Saved data entries:

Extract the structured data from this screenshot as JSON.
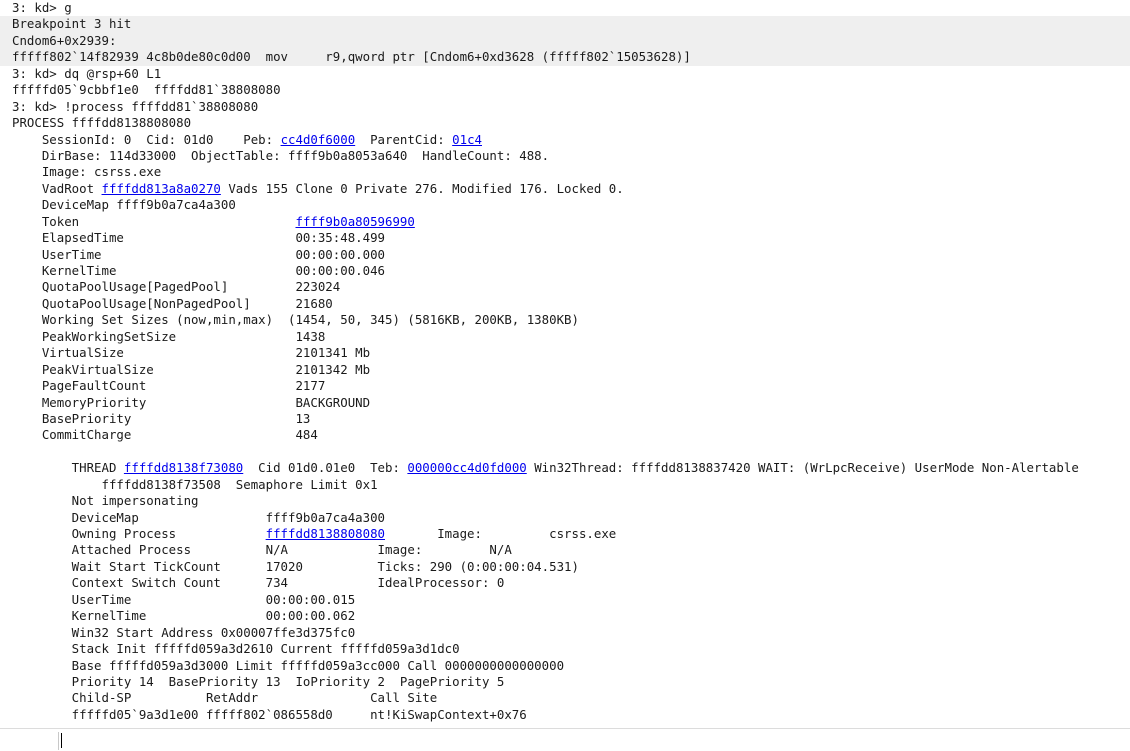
{
  "output_lines": [
    {
      "hl": false,
      "segs": [
        {
          "t": "3: kd> g"
        }
      ]
    },
    {
      "hl": true,
      "segs": [
        {
          "t": "Breakpoint 3 hit"
        }
      ]
    },
    {
      "hl": true,
      "segs": [
        {
          "t": "Cndom6+0x2939:"
        }
      ]
    },
    {
      "hl": true,
      "segs": [
        {
          "t": "fffff802`14f82939 4c8b0de80c0d00  mov     r9,qword ptr [Cndom6+0xd3628 (fffff802`15053628)]"
        }
      ]
    },
    {
      "hl": false,
      "segs": [
        {
          "t": "3: kd> dq @rsp+60 L1"
        }
      ]
    },
    {
      "hl": false,
      "segs": [
        {
          "t": "fffffd05`9cbbf1e0  ffffdd81`38808080"
        }
      ]
    },
    {
      "hl": false,
      "segs": [
        {
          "t": "3: kd> !process ffffdd81`38808080"
        }
      ]
    },
    {
      "hl": false,
      "segs": [
        {
          "t": "PROCESS ffffdd8138808080"
        }
      ]
    },
    {
      "hl": false,
      "segs": [
        {
          "t": "    SessionId: 0  Cid: 01d0    Peb: "
        },
        {
          "t": "cc4d0f6000",
          "link": true
        },
        {
          "t": "  ParentCid: "
        },
        {
          "t": "01c4",
          "link": true
        }
      ]
    },
    {
      "hl": false,
      "segs": [
        {
          "t": "    DirBase: 114d33000  ObjectTable: ffff9b0a8053a640  HandleCount: 488."
        }
      ]
    },
    {
      "hl": false,
      "segs": [
        {
          "t": "    Image: csrss.exe"
        }
      ]
    },
    {
      "hl": false,
      "segs": [
        {
          "t": "    VadRoot "
        },
        {
          "t": "ffffdd813a8a0270",
          "link": true
        },
        {
          "t": " Vads 155 Clone 0 Private 276. Modified 176. Locked 0."
        }
      ]
    },
    {
      "hl": false,
      "segs": [
        {
          "t": "    DeviceMap ffff9b0a7ca4a300"
        }
      ]
    },
    {
      "hl": false,
      "segs": [
        {
          "t": "    Token                             "
        },
        {
          "t": "ffff9b0a80596990",
          "link": true
        }
      ]
    },
    {
      "hl": false,
      "segs": [
        {
          "t": "    ElapsedTime                       00:35:48.499"
        }
      ]
    },
    {
      "hl": false,
      "segs": [
        {
          "t": "    UserTime                          00:00:00.000"
        }
      ]
    },
    {
      "hl": false,
      "segs": [
        {
          "t": "    KernelTime                        00:00:00.046"
        }
      ]
    },
    {
      "hl": false,
      "segs": [
        {
          "t": "    QuotaPoolUsage[PagedPool]         223024"
        }
      ]
    },
    {
      "hl": false,
      "segs": [
        {
          "t": "    QuotaPoolUsage[NonPagedPool]      21680"
        }
      ]
    },
    {
      "hl": false,
      "segs": [
        {
          "t": "    Working Set Sizes (now,min,max)  (1454, 50, 345) (5816KB, 200KB, 1380KB)"
        }
      ]
    },
    {
      "hl": false,
      "segs": [
        {
          "t": "    PeakWorkingSetSize                1438"
        }
      ]
    },
    {
      "hl": false,
      "segs": [
        {
          "t": "    VirtualSize                       2101341 Mb"
        }
      ]
    },
    {
      "hl": false,
      "segs": [
        {
          "t": "    PeakVirtualSize                   2101342 Mb"
        }
      ]
    },
    {
      "hl": false,
      "segs": [
        {
          "t": "    PageFaultCount                    2177"
        }
      ]
    },
    {
      "hl": false,
      "segs": [
        {
          "t": "    MemoryPriority                    BACKGROUND"
        }
      ]
    },
    {
      "hl": false,
      "segs": [
        {
          "t": "    BasePriority                      13"
        }
      ]
    },
    {
      "hl": false,
      "segs": [
        {
          "t": "    CommitCharge                      484"
        }
      ]
    },
    {
      "hl": false,
      "segs": [
        {
          "t": ""
        }
      ]
    },
    {
      "hl": false,
      "segs": [
        {
          "t": "        THREAD "
        },
        {
          "t": "ffffdd8138f73080",
          "link": true
        },
        {
          "t": "  Cid 01d0.01e0  Teb: "
        },
        {
          "t": "000000cc4d0fd000",
          "link": true
        },
        {
          "t": " Win32Thread: ffffdd8138837420 WAIT: (WrLpcReceive) UserMode Non-Alertable"
        }
      ]
    },
    {
      "hl": false,
      "segs": [
        {
          "t": "            ffffdd8138f73508  Semaphore Limit 0x1"
        }
      ]
    },
    {
      "hl": false,
      "segs": [
        {
          "t": "        Not impersonating"
        }
      ]
    },
    {
      "hl": false,
      "segs": [
        {
          "t": "        DeviceMap                 ffff9b0a7ca4a300"
        }
      ]
    },
    {
      "hl": false,
      "segs": [
        {
          "t": "        Owning Process            "
        },
        {
          "t": "ffffdd8138808080",
          "link": true
        },
        {
          "t": "       Image:         csrss.exe"
        }
      ]
    },
    {
      "hl": false,
      "segs": [
        {
          "t": "        Attached Process          N/A            Image:         N/A"
        }
      ]
    },
    {
      "hl": false,
      "segs": [
        {
          "t": "        Wait Start TickCount      17020          Ticks: 290 (0:00:00:04.531)"
        }
      ]
    },
    {
      "hl": false,
      "segs": [
        {
          "t": "        Context Switch Count      734            IdealProcessor: 0"
        }
      ]
    },
    {
      "hl": false,
      "segs": [
        {
          "t": "        UserTime                  00:00:00.015"
        }
      ]
    },
    {
      "hl": false,
      "segs": [
        {
          "t": "        KernelTime                00:00:00.062"
        }
      ]
    },
    {
      "hl": false,
      "segs": [
        {
          "t": "        Win32 Start Address 0x00007ffe3d375fc0"
        }
      ]
    },
    {
      "hl": false,
      "segs": [
        {
          "t": "        Stack Init fffffd059a3d2610 Current fffffd059a3d1dc0"
        }
      ]
    },
    {
      "hl": false,
      "segs": [
        {
          "t": "        Base fffffd059a3d3000 Limit fffffd059a3cc000 Call 0000000000000000"
        }
      ]
    },
    {
      "hl": false,
      "segs": [
        {
          "t": "        Priority 14  BasePriority 13  IoPriority 2  PagePriority 5"
        }
      ]
    },
    {
      "hl": false,
      "segs": [
        {
          "t": "        Child-SP          RetAddr               Call Site"
        }
      ]
    },
    {
      "hl": false,
      "segs": [
        {
          "t": "        fffffd05`9a3d1e00 fffff802`086558d0     nt!KiSwapContext+0x76"
        }
      ]
    }
  ],
  "command": {
    "value": ""
  }
}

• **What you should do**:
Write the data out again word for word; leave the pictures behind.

• **Answer box**:
Extract the structured data from this screenshot as JSON.
{
  "output_lines": [
    {
      "hl": false,
      "segs": [
        {
          "t": "3: kd> g"
        }
      ]
    },
    {
      "hl": true,
      "segs": [
        {
          "t": "Breakpoint 3 hit"
        }
      ]
    },
    {
      "hl": true,
      "segs": [
        {
          "t": "Cndom6+0x2939:"
        }
      ]
    },
    {
      "hl": true,
      "segs": [
        {
          "t": "fffff802`14f82939 4c8b0de80c0d00  mov     r9,qword ptr [Cndom6+0xd3628 (fffff802`15053628)]"
        }
      ]
    },
    {
      "hl": false,
      "segs": [
        {
          "t": "3: kd> dq @rsp+60 L1"
        }
      ]
    },
    {
      "hl": false,
      "segs": [
        {
          "t": "fffffd05`9cbbf1e0  ffffdd81`38808080"
        }
      ]
    },
    {
      "hl": false,
      "segs": [
        {
          "t": "3: kd> !process ffffdd81`38808080"
        }
      ]
    },
    {
      "hl": false,
      "segs": [
        {
          "t": "PROCESS ffffdd8138808080"
        }
      ]
    },
    {
      "hl": false,
      "segs": [
        {
          "t": "    SessionId: 0  Cid: 01d0    Peb: "
        },
        {
          "t": "cc4d0f6000",
          "link": true
        },
        {
          "t": "  ParentCid: "
        },
        {
          "t": "01c4",
          "link": true
        }
      ]
    },
    {
      "hl": false,
      "segs": [
        {
          "t": "    DirBase: 114d33000  ObjectTable: ffff9b0a8053a640  HandleCount: 488."
        }
      ]
    },
    {
      "hl": false,
      "segs": [
        {
          "t": "    Image: csrss.exe"
        }
      ]
    },
    {
      "hl": false,
      "segs": [
        {
          "t": "    VadRoot "
        },
        {
          "t": "ffffdd813a8a0270",
          "link": true
        },
        {
          "t": " Vads 155 Clone 0 Private 276. Modified 176. Locked 0."
        }
      ]
    },
    {
      "hl": false,
      "segs": [
        {
          "t": "    DeviceMap ffff9b0a7ca4a300"
        }
      ]
    },
    {
      "hl": false,
      "segs": [
        {
          "t": "    Token                             "
        },
        {
          "t": "ffff9b0a80596990",
          "link": true
        }
      ]
    },
    {
      "hl": false,
      "segs": [
        {
          "t": "    ElapsedTime                       00:35:48.499"
        }
      ]
    },
    {
      "hl": false,
      "segs": [
        {
          "t": "    UserTime                          00:00:00.000"
        }
      ]
    },
    {
      "hl": false,
      "segs": [
        {
          "t": "    KernelTime                        00:00:00.046"
        }
      ]
    },
    {
      "hl": false,
      "segs": [
        {
          "t": "    QuotaPoolUsage[PagedPool]         223024"
        }
      ]
    },
    {
      "hl": false,
      "segs": [
        {
          "t": "    QuotaPoolUsage[NonPagedPool]      21680"
        }
      ]
    },
    {
      "hl": false,
      "segs": [
        {
          "t": "    Working Set Sizes (now,min,max)  (1454, 50, 345) (5816KB, 200KB, 1380KB)"
        }
      ]
    },
    {
      "hl": false,
      "segs": [
        {
          "t": "    PeakWorkingSetSize                1438"
        }
      ]
    },
    {
      "hl": false,
      "segs": [
        {
          "t": "    VirtualSize                       2101341 Mb"
        }
      ]
    },
    {
      "hl": false,
      "segs": [
        {
          "t": "    PeakVirtualSize                   2101342 Mb"
        }
      ]
    },
    {
      "hl": false,
      "segs": [
        {
          "t": "    PageFaultCount                    2177"
        }
      ]
    },
    {
      "hl": false,
      "segs": [
        {
          "t": "    MemoryPriority                    BACKGROUND"
        }
      ]
    },
    {
      "hl": false,
      "segs": [
        {
          "t": "    BasePriority                      13"
        }
      ]
    },
    {
      "hl": false,
      "segs": [
        {
          "t": "    CommitCharge                      484"
        }
      ]
    },
    {
      "hl": false,
      "segs": [
        {
          "t": ""
        }
      ]
    },
    {
      "hl": false,
      "segs": [
        {
          "t": "        THREAD "
        },
        {
          "t": "ffffdd8138f73080",
          "link": true
        },
        {
          "t": "  Cid 01d0.01e0  Teb: "
        },
        {
          "t": "000000cc4d0fd000",
          "link": true
        },
        {
          "t": " Win32Thread: ffffdd8138837420 WAIT: (WrLpcReceive) UserMode Non-Alertable"
        }
      ]
    },
    {
      "hl": false,
      "segs": [
        {
          "t": "            ffffdd8138f73508  Semaphore Limit 0x1"
        }
      ]
    },
    {
      "hl": false,
      "segs": [
        {
          "t": "        Not impersonating"
        }
      ]
    },
    {
      "hl": false,
      "segs": [
        {
          "t": "        DeviceMap                 ffff9b0a7ca4a300"
        }
      ]
    },
    {
      "hl": false,
      "segs": [
        {
          "t": "        Owning Process            "
        },
        {
          "t": "ffffdd8138808080",
          "link": true
        },
        {
          "t": "       Image:         csrss.exe"
        }
      ]
    },
    {
      "hl": false,
      "segs": [
        {
          "t": "        Attached Process          N/A            Image:         N/A"
        }
      ]
    },
    {
      "hl": false,
      "segs": [
        {
          "t": "        Wait Start TickCount      17020          Ticks: 290 (0:00:00:04.531)"
        }
      ]
    },
    {
      "hl": false,
      "segs": [
        {
          "t": "        Context Switch Count      734            IdealProcessor: 0"
        }
      ]
    },
    {
      "hl": false,
      "segs": [
        {
          "t": "        UserTime                  00:00:00.015"
        }
      ]
    },
    {
      "hl": false,
      "segs": [
        {
          "t": "        KernelTime                00:00:00.062"
        }
      ]
    },
    {
      "hl": false,
      "segs": [
        {
          "t": "        Win32 Start Address 0x00007ffe3d375fc0"
        }
      ]
    },
    {
      "hl": false,
      "segs": [
        {
          "t": "        Stack Init fffffd059a3d2610 Current fffffd059a3d1dc0"
        }
      ]
    },
    {
      "hl": false,
      "segs": [
        {
          "t": "        Base fffffd059a3d3000 Limit fffffd059a3cc000 Call 0000000000000000"
        }
      ]
    },
    {
      "hl": false,
      "segs": [
        {
          "t": "        Priority 14  BasePriority 13  IoPriority 2  PagePriority 5"
        }
      ]
    },
    {
      "hl": false,
      "segs": [
        {
          "t": "        Child-SP          RetAddr               Call Site"
        }
      ]
    },
    {
      "hl": false,
      "segs": [
        {
          "t": "        fffffd05`9a3d1e00 fffff802`086558d0     nt!KiSwapContext+0x76"
        }
      ]
    }
  ],
  "command": {
    "value": ""
  }
}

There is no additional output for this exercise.